Landmark study provides key to improved survival in peritoneal dialysis patients

Clinicians and scientists from Keele and Cardiff universities have published data from a landmark study that explains why survival in patients on peritoneal dialysis is low.

Peritoneal dialysis (PD) is a treatment for over 250,000 patients with worldwide, using the patient's peritoneum in the . Currently, only one in ten PD patients survives beyond 10 years on dialysis. For each one-year increase in the patient's age, the risk of death increases by 4% and patients with diabetes have a 30% increased risk of death.

Scientists have now discovered that in the body and in the (where dialysis is performed) are a separate process, which has implications for both the ability to perform dialysis and patient survival. In effect, systemic (whole body) inflammation controls the outcome (survival) whilst peritoneal inflammation controls membrane survival.

Professor Nicholas Topley from Cardiff University and Professor Simon Davies from Keele University designed the study that has taken 12 years to complete:

"Improving survival and doing better dialysis to improve quality of life is the key goal of our research," said Professor Topley from Cardiff University's School of Medicine. "This study was a hard one to bring home because of its length of follow up and the logistics of collecting patient samples worldwide. The importance of the results is self-evident - this is a big leap forward for PD."

Professor Simon Davies, lead investigator from Keele University, said: "We will now be able to target inflammation to improve survival and recovery. Of course there is more to be done but this will form the basis of understanding that to holistically treat the patient one needs to define the clinical problem."

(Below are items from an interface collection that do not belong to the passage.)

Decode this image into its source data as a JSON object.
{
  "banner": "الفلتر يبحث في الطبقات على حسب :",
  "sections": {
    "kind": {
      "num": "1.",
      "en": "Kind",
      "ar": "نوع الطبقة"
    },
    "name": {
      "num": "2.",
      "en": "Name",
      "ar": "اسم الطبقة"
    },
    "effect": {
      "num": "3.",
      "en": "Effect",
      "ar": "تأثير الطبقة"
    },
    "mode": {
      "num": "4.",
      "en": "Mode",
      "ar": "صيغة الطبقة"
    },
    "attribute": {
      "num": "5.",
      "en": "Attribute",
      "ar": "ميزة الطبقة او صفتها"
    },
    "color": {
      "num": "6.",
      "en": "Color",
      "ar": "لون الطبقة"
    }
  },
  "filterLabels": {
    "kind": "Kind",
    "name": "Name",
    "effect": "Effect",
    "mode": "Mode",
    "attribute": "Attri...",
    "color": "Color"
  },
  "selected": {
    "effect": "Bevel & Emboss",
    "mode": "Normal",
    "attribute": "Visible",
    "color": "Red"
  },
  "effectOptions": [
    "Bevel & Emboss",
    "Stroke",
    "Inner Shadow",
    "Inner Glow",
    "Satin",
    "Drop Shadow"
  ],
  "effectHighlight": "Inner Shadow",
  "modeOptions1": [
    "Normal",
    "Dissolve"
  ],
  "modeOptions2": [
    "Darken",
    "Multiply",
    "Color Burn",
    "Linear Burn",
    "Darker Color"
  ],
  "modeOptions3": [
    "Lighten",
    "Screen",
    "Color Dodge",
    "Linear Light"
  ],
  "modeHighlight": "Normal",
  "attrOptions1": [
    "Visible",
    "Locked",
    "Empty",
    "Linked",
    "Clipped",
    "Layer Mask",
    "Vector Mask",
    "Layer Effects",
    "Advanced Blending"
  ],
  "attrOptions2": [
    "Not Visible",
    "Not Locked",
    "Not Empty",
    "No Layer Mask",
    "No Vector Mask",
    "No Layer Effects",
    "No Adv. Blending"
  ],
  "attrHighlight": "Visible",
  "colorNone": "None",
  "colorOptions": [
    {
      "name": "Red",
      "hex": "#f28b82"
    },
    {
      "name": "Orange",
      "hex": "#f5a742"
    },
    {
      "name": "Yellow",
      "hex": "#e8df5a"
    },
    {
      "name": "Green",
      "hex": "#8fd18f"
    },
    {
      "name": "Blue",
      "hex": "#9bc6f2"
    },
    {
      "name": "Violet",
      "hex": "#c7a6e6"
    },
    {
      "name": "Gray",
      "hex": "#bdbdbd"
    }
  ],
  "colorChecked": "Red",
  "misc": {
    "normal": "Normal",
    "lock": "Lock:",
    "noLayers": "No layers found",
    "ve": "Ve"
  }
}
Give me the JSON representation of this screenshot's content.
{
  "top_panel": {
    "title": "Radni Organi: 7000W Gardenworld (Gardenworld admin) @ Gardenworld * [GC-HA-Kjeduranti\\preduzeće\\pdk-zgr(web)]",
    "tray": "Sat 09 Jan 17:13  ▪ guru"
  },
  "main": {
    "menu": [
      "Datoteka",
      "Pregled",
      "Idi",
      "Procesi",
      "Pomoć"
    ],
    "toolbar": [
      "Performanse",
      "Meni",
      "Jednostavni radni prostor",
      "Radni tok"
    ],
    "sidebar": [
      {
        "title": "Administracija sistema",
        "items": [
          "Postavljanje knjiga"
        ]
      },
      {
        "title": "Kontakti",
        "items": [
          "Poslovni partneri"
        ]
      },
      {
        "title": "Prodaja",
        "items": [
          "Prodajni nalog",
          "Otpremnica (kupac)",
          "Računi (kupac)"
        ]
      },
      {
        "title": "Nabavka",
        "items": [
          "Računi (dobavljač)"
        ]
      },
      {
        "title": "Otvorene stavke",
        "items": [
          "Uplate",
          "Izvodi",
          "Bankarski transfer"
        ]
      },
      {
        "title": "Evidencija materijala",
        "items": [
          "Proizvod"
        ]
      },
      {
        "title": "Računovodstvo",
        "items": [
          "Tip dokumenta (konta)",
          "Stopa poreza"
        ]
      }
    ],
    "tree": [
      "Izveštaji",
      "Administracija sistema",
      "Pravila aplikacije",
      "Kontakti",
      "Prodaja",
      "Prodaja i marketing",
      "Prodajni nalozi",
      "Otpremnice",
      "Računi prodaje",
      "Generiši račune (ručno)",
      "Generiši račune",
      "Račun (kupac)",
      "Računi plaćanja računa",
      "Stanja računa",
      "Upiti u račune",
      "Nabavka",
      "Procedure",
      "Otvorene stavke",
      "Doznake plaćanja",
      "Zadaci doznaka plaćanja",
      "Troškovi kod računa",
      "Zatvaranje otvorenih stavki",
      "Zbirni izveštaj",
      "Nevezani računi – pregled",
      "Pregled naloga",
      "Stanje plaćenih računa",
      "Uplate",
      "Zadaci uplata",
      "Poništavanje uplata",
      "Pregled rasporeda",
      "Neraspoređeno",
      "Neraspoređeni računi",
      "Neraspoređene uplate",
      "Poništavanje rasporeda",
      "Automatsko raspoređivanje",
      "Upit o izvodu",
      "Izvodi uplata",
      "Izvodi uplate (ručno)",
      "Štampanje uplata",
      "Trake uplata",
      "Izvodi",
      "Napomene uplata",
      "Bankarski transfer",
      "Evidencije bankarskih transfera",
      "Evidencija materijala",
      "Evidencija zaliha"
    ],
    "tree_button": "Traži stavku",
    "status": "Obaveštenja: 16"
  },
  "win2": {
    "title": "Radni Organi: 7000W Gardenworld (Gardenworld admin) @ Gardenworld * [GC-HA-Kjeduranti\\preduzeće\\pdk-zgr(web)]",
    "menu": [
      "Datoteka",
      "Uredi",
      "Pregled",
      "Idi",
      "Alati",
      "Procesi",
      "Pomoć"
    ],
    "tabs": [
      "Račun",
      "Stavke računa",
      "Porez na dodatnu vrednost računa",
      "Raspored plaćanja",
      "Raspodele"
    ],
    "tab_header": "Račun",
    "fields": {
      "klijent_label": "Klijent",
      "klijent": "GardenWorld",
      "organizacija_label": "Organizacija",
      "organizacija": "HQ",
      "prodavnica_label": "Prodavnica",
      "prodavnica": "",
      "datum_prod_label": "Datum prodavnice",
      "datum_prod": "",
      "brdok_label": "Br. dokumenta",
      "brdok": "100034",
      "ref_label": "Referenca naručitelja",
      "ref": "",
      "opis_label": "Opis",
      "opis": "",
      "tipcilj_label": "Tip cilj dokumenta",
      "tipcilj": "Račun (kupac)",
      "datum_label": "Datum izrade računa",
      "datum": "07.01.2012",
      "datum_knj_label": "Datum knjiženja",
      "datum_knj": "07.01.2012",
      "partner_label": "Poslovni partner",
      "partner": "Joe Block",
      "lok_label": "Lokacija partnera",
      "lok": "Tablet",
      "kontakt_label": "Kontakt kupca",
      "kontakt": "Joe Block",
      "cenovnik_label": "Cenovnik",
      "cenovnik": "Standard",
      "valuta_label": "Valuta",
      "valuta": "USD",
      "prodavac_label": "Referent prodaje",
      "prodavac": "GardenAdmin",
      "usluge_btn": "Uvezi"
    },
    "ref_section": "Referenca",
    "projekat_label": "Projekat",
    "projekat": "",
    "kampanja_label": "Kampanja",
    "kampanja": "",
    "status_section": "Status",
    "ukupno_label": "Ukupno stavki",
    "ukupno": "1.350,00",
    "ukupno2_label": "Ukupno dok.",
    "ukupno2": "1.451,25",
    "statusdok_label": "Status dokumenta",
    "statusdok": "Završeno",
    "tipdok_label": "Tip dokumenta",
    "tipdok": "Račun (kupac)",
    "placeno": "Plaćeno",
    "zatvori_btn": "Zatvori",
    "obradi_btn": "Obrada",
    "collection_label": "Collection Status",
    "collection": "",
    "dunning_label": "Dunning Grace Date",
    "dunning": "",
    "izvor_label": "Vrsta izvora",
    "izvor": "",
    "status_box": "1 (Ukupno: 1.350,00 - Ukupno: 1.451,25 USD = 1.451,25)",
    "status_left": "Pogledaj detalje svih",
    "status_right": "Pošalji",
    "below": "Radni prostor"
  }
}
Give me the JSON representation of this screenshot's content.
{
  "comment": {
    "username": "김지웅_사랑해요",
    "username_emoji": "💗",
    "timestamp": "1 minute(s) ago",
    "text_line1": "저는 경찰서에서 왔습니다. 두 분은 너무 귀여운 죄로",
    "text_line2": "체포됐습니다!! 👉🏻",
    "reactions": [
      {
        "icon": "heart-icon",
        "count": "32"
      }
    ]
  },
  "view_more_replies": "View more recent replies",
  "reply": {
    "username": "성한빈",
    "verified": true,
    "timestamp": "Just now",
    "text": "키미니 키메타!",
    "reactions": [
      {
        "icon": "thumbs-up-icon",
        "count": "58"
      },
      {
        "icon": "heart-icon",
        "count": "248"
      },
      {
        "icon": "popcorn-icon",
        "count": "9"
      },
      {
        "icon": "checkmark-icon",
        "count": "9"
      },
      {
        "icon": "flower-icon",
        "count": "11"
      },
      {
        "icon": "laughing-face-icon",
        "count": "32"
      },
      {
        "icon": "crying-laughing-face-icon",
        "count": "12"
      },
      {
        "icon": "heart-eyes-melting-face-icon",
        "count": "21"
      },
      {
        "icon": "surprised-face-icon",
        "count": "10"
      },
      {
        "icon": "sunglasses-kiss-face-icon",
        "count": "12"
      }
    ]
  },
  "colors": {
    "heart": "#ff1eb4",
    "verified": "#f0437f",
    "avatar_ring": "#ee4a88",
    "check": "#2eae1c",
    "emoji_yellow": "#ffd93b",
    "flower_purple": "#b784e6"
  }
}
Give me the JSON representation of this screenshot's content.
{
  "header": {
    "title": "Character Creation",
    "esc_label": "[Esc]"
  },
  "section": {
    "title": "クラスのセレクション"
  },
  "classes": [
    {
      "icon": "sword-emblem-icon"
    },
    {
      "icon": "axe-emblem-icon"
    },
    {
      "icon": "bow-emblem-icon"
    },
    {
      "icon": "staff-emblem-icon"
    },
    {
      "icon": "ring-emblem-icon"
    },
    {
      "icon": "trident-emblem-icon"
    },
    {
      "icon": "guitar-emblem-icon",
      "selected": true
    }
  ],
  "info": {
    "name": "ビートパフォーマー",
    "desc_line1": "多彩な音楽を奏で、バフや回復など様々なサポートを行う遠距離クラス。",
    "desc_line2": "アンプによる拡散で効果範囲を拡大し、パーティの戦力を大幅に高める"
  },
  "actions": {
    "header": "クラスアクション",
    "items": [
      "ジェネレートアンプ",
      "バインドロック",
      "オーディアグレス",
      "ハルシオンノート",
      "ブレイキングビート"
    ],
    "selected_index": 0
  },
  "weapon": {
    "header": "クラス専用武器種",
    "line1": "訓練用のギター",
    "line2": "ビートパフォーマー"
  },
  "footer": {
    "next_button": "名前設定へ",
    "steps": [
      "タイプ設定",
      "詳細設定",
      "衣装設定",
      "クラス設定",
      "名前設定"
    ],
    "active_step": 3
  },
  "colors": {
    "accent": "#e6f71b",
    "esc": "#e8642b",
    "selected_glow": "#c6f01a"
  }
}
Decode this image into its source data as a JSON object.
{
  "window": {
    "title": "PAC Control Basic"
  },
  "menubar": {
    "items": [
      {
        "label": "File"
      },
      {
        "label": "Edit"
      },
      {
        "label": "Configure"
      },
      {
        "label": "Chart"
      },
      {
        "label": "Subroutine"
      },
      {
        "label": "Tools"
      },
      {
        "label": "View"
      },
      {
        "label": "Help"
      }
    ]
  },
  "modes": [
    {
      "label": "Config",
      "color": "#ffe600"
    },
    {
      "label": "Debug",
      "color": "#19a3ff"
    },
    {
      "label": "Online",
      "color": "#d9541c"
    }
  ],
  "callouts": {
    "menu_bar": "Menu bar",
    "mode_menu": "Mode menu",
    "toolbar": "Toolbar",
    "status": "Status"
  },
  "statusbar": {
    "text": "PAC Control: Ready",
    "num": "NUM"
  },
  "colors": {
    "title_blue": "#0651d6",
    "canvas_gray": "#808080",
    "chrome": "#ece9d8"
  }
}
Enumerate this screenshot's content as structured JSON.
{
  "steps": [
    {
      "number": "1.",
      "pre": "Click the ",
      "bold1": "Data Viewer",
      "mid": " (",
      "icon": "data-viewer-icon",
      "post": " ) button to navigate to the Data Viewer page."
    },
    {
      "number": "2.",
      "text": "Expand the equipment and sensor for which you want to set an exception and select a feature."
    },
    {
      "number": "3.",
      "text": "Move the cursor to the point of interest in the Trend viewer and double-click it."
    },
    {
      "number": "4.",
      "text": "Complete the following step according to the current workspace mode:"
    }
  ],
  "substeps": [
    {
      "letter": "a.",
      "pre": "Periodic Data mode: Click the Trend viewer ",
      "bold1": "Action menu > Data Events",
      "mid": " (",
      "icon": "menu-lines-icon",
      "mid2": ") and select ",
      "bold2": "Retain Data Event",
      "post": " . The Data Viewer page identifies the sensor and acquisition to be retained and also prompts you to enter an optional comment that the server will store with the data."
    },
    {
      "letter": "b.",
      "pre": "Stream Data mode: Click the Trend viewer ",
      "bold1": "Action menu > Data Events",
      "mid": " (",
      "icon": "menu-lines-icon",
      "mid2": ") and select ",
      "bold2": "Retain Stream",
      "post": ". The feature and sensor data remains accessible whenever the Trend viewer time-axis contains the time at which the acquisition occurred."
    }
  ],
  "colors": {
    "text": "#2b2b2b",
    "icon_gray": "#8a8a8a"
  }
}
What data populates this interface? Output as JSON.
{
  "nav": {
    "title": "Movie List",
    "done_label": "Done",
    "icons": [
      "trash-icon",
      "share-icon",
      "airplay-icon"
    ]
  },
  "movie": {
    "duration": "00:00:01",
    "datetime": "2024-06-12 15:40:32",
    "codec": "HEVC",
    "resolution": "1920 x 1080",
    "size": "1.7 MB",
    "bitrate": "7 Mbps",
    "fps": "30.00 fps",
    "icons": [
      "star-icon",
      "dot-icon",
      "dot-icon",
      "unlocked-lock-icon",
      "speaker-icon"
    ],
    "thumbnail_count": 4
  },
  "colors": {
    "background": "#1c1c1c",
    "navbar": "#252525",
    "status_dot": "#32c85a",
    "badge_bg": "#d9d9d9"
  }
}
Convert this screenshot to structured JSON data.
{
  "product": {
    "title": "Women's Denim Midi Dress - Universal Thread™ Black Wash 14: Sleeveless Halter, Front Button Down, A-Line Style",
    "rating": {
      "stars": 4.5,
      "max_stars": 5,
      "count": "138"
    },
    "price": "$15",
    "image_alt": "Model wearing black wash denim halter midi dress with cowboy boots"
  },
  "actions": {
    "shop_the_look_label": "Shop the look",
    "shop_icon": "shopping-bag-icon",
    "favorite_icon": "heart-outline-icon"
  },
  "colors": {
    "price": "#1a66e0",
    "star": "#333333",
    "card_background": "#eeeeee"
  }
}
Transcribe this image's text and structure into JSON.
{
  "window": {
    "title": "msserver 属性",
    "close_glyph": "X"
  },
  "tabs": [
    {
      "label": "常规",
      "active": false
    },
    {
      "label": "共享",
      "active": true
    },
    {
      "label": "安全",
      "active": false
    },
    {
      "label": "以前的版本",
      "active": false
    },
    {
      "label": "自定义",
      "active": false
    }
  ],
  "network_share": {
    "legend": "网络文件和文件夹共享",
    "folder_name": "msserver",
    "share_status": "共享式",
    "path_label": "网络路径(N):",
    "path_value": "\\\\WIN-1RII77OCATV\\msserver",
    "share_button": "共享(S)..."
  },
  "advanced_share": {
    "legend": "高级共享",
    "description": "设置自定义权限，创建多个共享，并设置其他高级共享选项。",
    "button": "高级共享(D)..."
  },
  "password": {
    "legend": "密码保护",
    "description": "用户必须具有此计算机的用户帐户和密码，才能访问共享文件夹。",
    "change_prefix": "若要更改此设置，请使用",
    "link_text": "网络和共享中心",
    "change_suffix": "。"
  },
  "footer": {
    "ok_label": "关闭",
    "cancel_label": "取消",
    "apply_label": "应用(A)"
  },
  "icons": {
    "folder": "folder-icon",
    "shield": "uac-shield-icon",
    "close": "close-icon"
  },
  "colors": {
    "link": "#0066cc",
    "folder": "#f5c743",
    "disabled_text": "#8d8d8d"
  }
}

The 12-year international study, with 10 centres in the UK, Korea and Canada, is the longest and largest of its kind. Researchers recruited more than 1500 patients to the study over a 10-year period and then performed a detailed clinical and immunological analysis of samples obtained from PD patients. This for the first time characterised inflammation in these patients and linked it directly to patient outcomes.

The data will enable who treat PD patients to be able to target treatment where it is needed, thereby improving and extending the therapy, quality of life and reducing treatment failure.

Dialysis treatment is a daily reality for patients with kidney failure which can last for many years and incurs a huge annual cost for the NHS. A UK estimate suggests that renal disease costs the NHS in England £1.45 billion and £800million in Wales, annually.

More than 250,000 worldwide use as their primary form of renal replacement therapy.

More information: 'Independent Effects of Systemic and Peritoneal Inflammation on Peritoneal Dialysis Survivalis published today in the Journal of the American Society of Nephrology.

add to favorites email to friend print save as pdf

Related Stories

Peritoneal dialysis as an intervention for stroke patients

Sep 03, 2013

Ischemic stroke is characterized by an interruption of the blood supply to the brain, which can lead to brain damage and even death. Excess amounts of the excitatory neurotransmitter glutamate are released during stroke events ...

Snapshot of dialysis: Who's getting treated at home?

Feb 02, 2012

Home-based dialysis treatments are on the rise in both the developing and developed worlds, but developed countries appear to be turning to them less often, according to a study appearing in an upcoming issue of the Journal of ...

Recommended for you

Two US states order tough Ebola quarantine rules

15 hours ago

New York and New Jersey on Friday ordered a mandatory quarantine for medics who treated victims of Ebola in West Africa, after the deadly virus spread to America's largest city.

NY and NJ say they will require Ebola quarantines

Oct 24, 2014

The governors of New Jersey and New York on Friday ordered a mandatory, 21-day quarantine for all doctors and other arriving travelers who have had contact with Ebola victims in West Africa.

User comments